Current management of traumatic peripheral nerve injuries is variable with operative decisions based on assumptions that irreversible degeneration of the human motor endplate (MEP) follows prolonged denervation and precludes reinnervation. However, the mechanism and time course of MEP changes after human peripheral nerve injury have not been investigated. Consequently, there are no objective measures by which to determine the probability of spontaneous recovery and the optimal timing of surgical intervention. To improve guidance for such decisions, the aim of this study was to characterize morphological changes at the human MEP following traumatic nerve injury.

METHODS
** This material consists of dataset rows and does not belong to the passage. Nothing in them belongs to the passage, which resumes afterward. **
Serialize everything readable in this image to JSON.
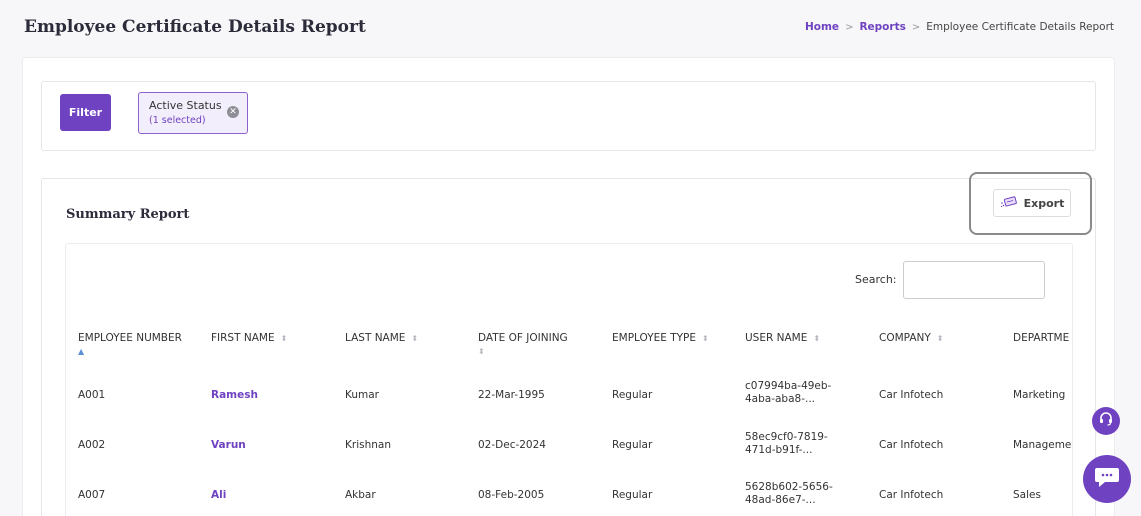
{
  "header": {
    "title": "Employee Certificate Details Report",
    "breadcrumb": {
      "home": "Home",
      "reports": "Reports",
      "current": "Employee Certificate Details Report",
      "sep": ">"
    }
  },
  "filter": {
    "button_label": "Filter",
    "chip": {
      "title": "Active Status",
      "subtitle": "(1 selected)"
    }
  },
  "report": {
    "title": "Summary Report",
    "export_label": "Export",
    "search_label": "Search:",
    "search_value": "",
    "columns": [
      "EMPLOYEE NUMBER",
      "FIRST NAME",
      "LAST NAME",
      "DATE OF JOINING",
      "EMPLOYEE TYPE",
      "USER NAME",
      "COMPANY",
      "DEPARTME"
    ],
    "rows": [
      {
        "emp_no": "A001",
        "first": "Ramesh",
        "last": "Kumar",
        "doj": "22-Mar-1995",
        "type": "Regular",
        "user1": "c07994ba-49eb-",
        "user2": "4aba-aba8-...",
        "company": "Car Infotech",
        "dept": "Marketing"
      },
      {
        "emp_no": "A002",
        "first": "Varun",
        "last": "Krishnan",
        "doj": "02-Dec-2024",
        "type": "Regular",
        "user1": "58ec9cf0-7819-",
        "user2": "471d-b91f-...",
        "company": "Car Infotech",
        "dept": "Manageme"
      },
      {
        "emp_no": "A007",
        "first": "Ali",
        "last": "Akbar",
        "doj": "08-Feb-2005",
        "type": "Regular",
        "user1": "5628b602-5656-",
        "user2": "48ad-86e7-...",
        "company": "Car Infotech",
        "dept": "Sales"
      }
    ]
  },
  "icons": {
    "close": "x-circle-icon",
    "export": "export-icon",
    "sort": "sort-icon",
    "help": "headset-icon",
    "chat": "chat-icon"
  },
  "colors": {
    "accent": "#6f42c1",
    "sort_active": "#5b8fd8"
  }
}
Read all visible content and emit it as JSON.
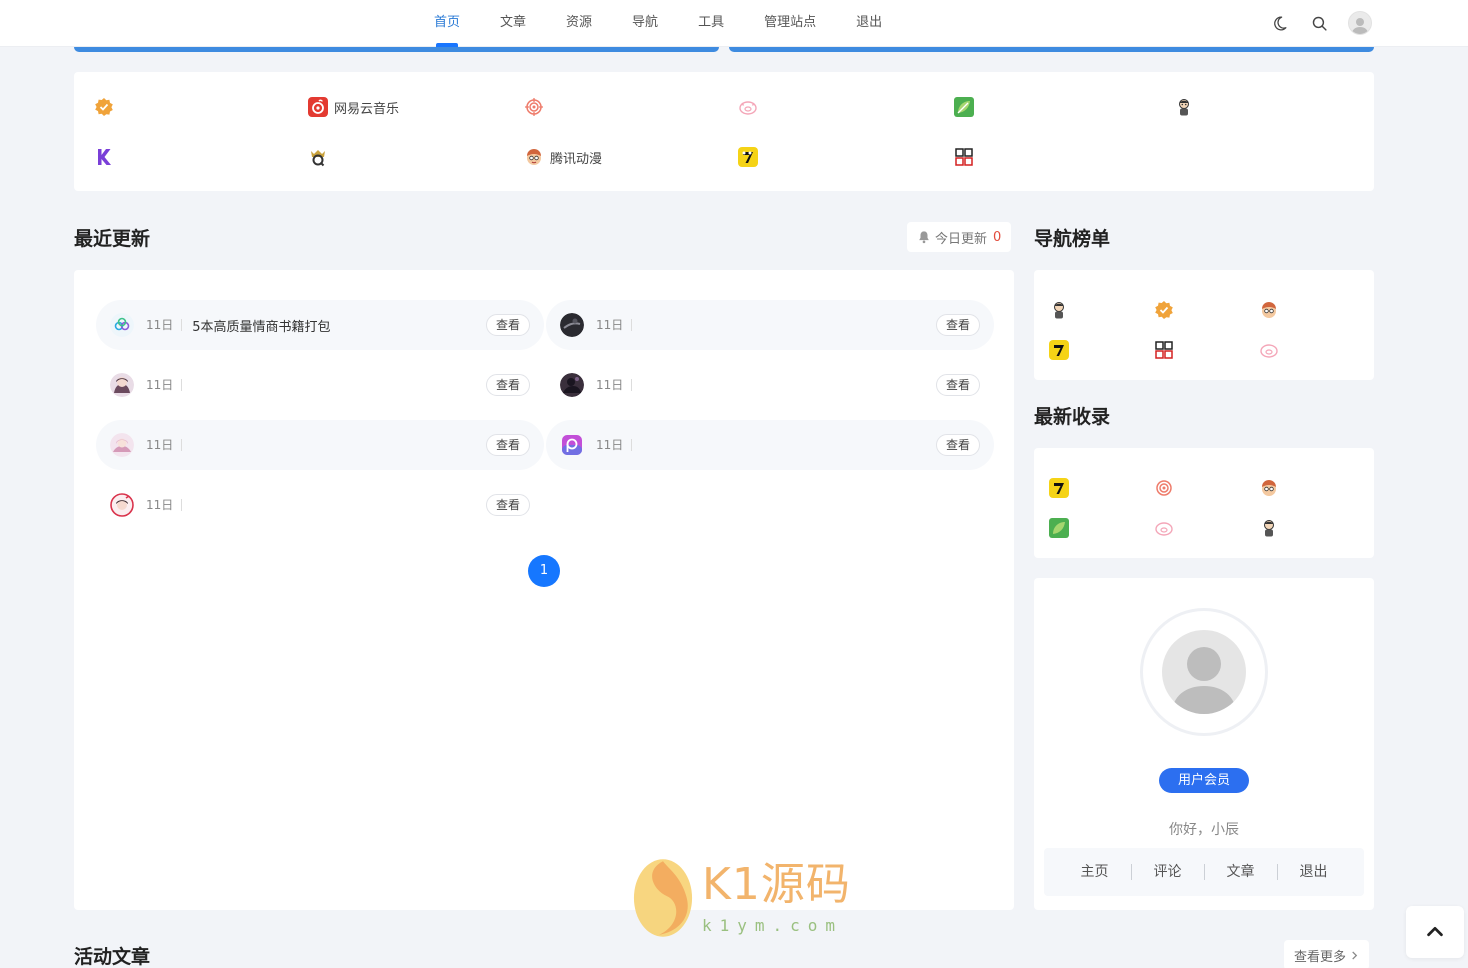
{
  "nav": {
    "items": [
      {
        "label": "首页",
        "active": true
      },
      {
        "label": "文章"
      },
      {
        "label": "资源"
      },
      {
        "label": "导航"
      },
      {
        "label": "工具"
      },
      {
        "label": "管理站点"
      },
      {
        "label": "退出"
      }
    ],
    "tools": [
      "moon-icon",
      "search-icon",
      "user-avatar"
    ]
  },
  "quick_links": [
    {
      "label": "",
      "icon": "badge-check-icon"
    },
    {
      "label": "网易云音乐",
      "icon": "netease-music-icon"
    },
    {
      "label": "",
      "icon": "target-icon"
    },
    {
      "label": "",
      "icon": "pig-icon"
    },
    {
      "label": "",
      "icon": "green-leaf-icon"
    },
    {
      "label": "",
      "icon": "cartoon-character-icon"
    },
    {
      "label": "",
      "icon": "k-logo-icon"
    },
    {
      "label": "",
      "icon": "q-logo-icon"
    },
    {
      "label": "腾讯动漫",
      "icon": "tencent-comic-icon"
    },
    {
      "label": "",
      "icon": "seven-logo-icon"
    },
    {
      "label": "",
      "icon": "xiaodao-yule-icon"
    }
  ],
  "recent": {
    "title": "最近更新",
    "today_label": "今日更新",
    "today_count": "0",
    "view_label": "查看",
    "rows": [
      {
        "date": "11日",
        "title": "5本高质量情商书籍打包",
        "icon": "cloud-logo-icon"
      },
      {
        "date": "11日",
        "title": "",
        "icon": "dark-photo-icon"
      },
      {
        "date": "11日",
        "title": "",
        "icon": "anime-avatar-icon"
      },
      {
        "date": "11日",
        "title": "",
        "icon": "dark-figure-icon"
      },
      {
        "date": "11日",
        "title": "",
        "icon": "anime-girl-icon"
      },
      {
        "date": "11日",
        "title": "",
        "icon": "picsart-icon"
      },
      {
        "date": "11日",
        "title": "",
        "icon": "anime-circle-icon"
      }
    ],
    "page": "1"
  },
  "sidebar": {
    "rank_title": "导航榜单",
    "rank_icons": [
      "cartoon-character-icon",
      "badge-check-icon",
      "tencent-comic-icon",
      "seven-logo-icon",
      "xiaodao-yule-icon",
      "pig-icon"
    ],
    "new_title": "最新收录",
    "new_icons": [
      "seven-logo-icon",
      "target-icon",
      "tencent-comic-icon",
      "green-leaf-icon",
      "pig-icon",
      "cartoon-character-icon"
    ],
    "user": {
      "vip_label": "用户会员",
      "greeting": "你好，小辰",
      "links": [
        "主页",
        "评论",
        "文章",
        "退出"
      ]
    }
  },
  "articles": {
    "title": "活动文章",
    "more_label": "查看更多"
  },
  "watermark": {
    "main": "K1源码",
    "sub": "k1ym.com"
  },
  "colors": {
    "accent": "#1677ff",
    "nav_active": "#2b7bd6",
    "background": "#f2f4f8",
    "count_red": "#e24b3b"
  }
}
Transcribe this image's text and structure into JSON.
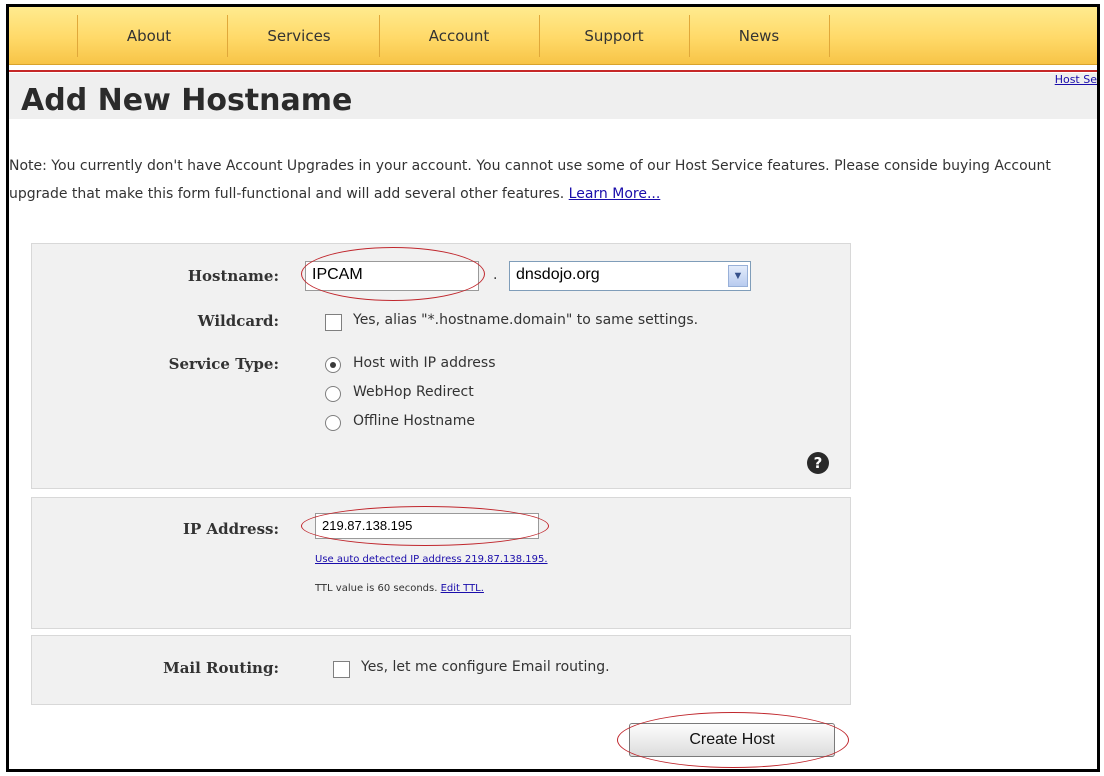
{
  "nav": {
    "items": [
      "About",
      "Services",
      "Account",
      "Support",
      "News"
    ]
  },
  "header": {
    "title": "Add New Hostname",
    "corner_link": "Host Se"
  },
  "note": {
    "text": "Note: You currently don't have Account Upgrades in your account. You cannot use some of our Host Service features. Please conside buying Account upgrade that make this form full-functional and will add several other features. ",
    "link": "Learn More..."
  },
  "form": {
    "hostname": {
      "label": "Hostname:",
      "value": "IPCAM",
      "dot": ".",
      "domain_selected": "dnsdojo.org"
    },
    "wildcard": {
      "label": "Wildcard:",
      "checkbox_label": "Yes, alias \"*.hostname.domain\" to same settings."
    },
    "service_type": {
      "label": "Service Type:",
      "options": [
        "Host with IP address",
        "WebHop Redirect",
        "Offline Hostname"
      ],
      "selected_index": 0
    },
    "help_icon": "question-mark-icon",
    "ip": {
      "label": "IP Address:",
      "value": "219.87.138.195",
      "auto_link": "Use auto detected IP address 219.87.138.195.",
      "ttl_text": "TTL value is 60 seconds. ",
      "ttl_link": "Edit TTL."
    },
    "mail": {
      "label": "Mail Routing:",
      "checkbox_label": "Yes, let me configure Email routing."
    },
    "submit_label": "Create Host"
  },
  "colors": {
    "nav_bg": "#ffd968",
    "accent_red": "#c62828",
    "link": "#1a0dab",
    "panel_bg": "#f1f1f1",
    "annotation_ellipse": "#c0272d"
  }
}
A prospective cohort (here analyzed retrospectively) of 18 patients with traumatic brachial plexus and axillary nerve injuries underwent biopsy of denervated muscles from the upper extremity from 3 days to 6 years after injury. Muscle specimens were processed for H & E staining and immunohistochemistry, with visualization via confocal and two-photon excitation microscopy.

RESULTS

Immunohistochemical analysis demonstrated varying degrees of fragmentation and acetylcholine receptor dispersion in denervated muscles. Comparison of denervated muscles at different times postinjury revealed progressively increasing degeneration. Linear regression analysis of 3D reconstructions revealed significant linear decreases in MEP volume (R = −0.92, R2 = 0.85, p = 0.001) and surface area (R = −0.75, R2 = 0.56, p = 0.032) as deltoid muscle denervation time increased. Surprisingly, innervated and structurally intact MEPs persisted in denervated muscle specimens from multiple patients 6 or more months after nerve injury, including 2 patients who had presented > 3 years after nerve injury.

CONCLUSIONS

This study details novel and critically important data about the morphology and temporal sequence of events involved in human MEP degradation after traumatic nerve injuries. Surprisingly, human MEPs not only persisted, but also retained their structures beyond the assumed 6-month window for therapeutic surgical intervention based on previous clinical studies. Preoperative muscle biopsy in patients being considered for nerve transfer may be a useful prognostic tool to determine MEP viability in denervated muscle, with surviving MEPs also being targets for adjuvant therapy.